───── EXERCISE INPUT

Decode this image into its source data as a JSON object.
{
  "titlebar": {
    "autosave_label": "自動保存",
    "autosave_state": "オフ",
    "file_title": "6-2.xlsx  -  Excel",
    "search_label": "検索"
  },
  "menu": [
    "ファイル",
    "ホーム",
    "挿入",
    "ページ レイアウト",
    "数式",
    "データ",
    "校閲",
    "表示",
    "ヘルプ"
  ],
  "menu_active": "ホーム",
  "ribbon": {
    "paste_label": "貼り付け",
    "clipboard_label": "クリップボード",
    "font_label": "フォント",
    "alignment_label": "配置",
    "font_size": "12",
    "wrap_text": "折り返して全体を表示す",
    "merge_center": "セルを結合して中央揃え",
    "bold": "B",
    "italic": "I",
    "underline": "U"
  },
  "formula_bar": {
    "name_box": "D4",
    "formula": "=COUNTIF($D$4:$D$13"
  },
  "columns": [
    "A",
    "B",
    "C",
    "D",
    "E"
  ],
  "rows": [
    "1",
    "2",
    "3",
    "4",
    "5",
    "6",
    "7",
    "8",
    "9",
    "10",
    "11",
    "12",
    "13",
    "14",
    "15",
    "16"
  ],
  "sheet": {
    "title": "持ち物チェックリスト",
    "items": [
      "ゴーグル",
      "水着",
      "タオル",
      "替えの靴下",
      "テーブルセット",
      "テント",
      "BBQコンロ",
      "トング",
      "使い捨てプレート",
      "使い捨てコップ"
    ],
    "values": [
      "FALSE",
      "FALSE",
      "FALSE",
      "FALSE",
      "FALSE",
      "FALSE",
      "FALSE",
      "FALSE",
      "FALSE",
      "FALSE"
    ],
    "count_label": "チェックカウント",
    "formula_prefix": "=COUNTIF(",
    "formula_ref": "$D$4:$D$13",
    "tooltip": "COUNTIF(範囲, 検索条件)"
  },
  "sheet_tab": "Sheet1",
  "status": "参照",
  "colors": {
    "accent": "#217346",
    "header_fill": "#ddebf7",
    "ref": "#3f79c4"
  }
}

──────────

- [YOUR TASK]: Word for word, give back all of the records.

- [WRITTEN SOLUTION]:
Decode this image into its source data as a JSON object.
{
  "titlebar": {
    "autosave_label": "自動保存",
    "autosave_state": "オフ",
    "file_title": "6-2.xlsx  -  Excel",
    "search_label": "検索"
  },
  "menu": [
    "ファイル",
    "ホーム",
    "挿入",
    "ページ レイアウト",
    "数式",
    "データ",
    "校閲",
    "表示",
    "ヘルプ"
  ],
  "menu_active": "ホーム",
  "ribbon": {
    "paste_label": "貼り付け",
    "clipboard_label": "クリップボード",
    "font_label": "フォント",
    "alignment_label": "配置",
    "font_size": "12",
    "wrap_text": "折り返して全体を表示す",
    "merge_center": "セルを結合して中央揃え",
    "bold": "B",
    "italic": "I",
    "underline": "U"
  },
  "formula_bar": {
    "name_box": "D4",
    "formula": "=COUNTIF($D$4:$D$13"
  },
  "columns": [
    "A",
    "B",
    "C",
    "D",
    "E"
  ],
  "rows": [
    "1",
    "2",
    "3",
    "4",
    "5",
    "6",
    "7",
    "8",
    "9",
    "10",
    "11",
    "12",
    "13",
    "14",
    "15",
    "16"
  ],
  "sheet": {
    "title": "持ち物チェックリスト",
    "items": [
      "ゴーグル",
      "水着",
      "タオル",
      "替えの靴下",
      "テーブルセット",
      "テント",
      "BBQコンロ",
      "トング",
      "使い捨てプレート",
      "使い捨てコップ"
    ],
    "values": [
      "FALSE",
      "FALSE",
      "FALSE",
      "FALSE",
      "FALSE",
      "FALSE",
      "FALSE",
      "FALSE",
      "FALSE",
      "FALSE"
    ],
    "count_label": "チェックカウント",
    "formula_prefix": "=COUNTIF(",
    "formula_ref": "$D$4:$D$13",
    "tooltip": "COUNTIF(範囲, 検索条件)"
  },
  "sheet_tab": "Sheet1",
  "status": "参照",
  "colors": {
    "accent": "#217346",
    "header_fill": "#ddebf7",
    "ref": "#3f79c4"
  }
}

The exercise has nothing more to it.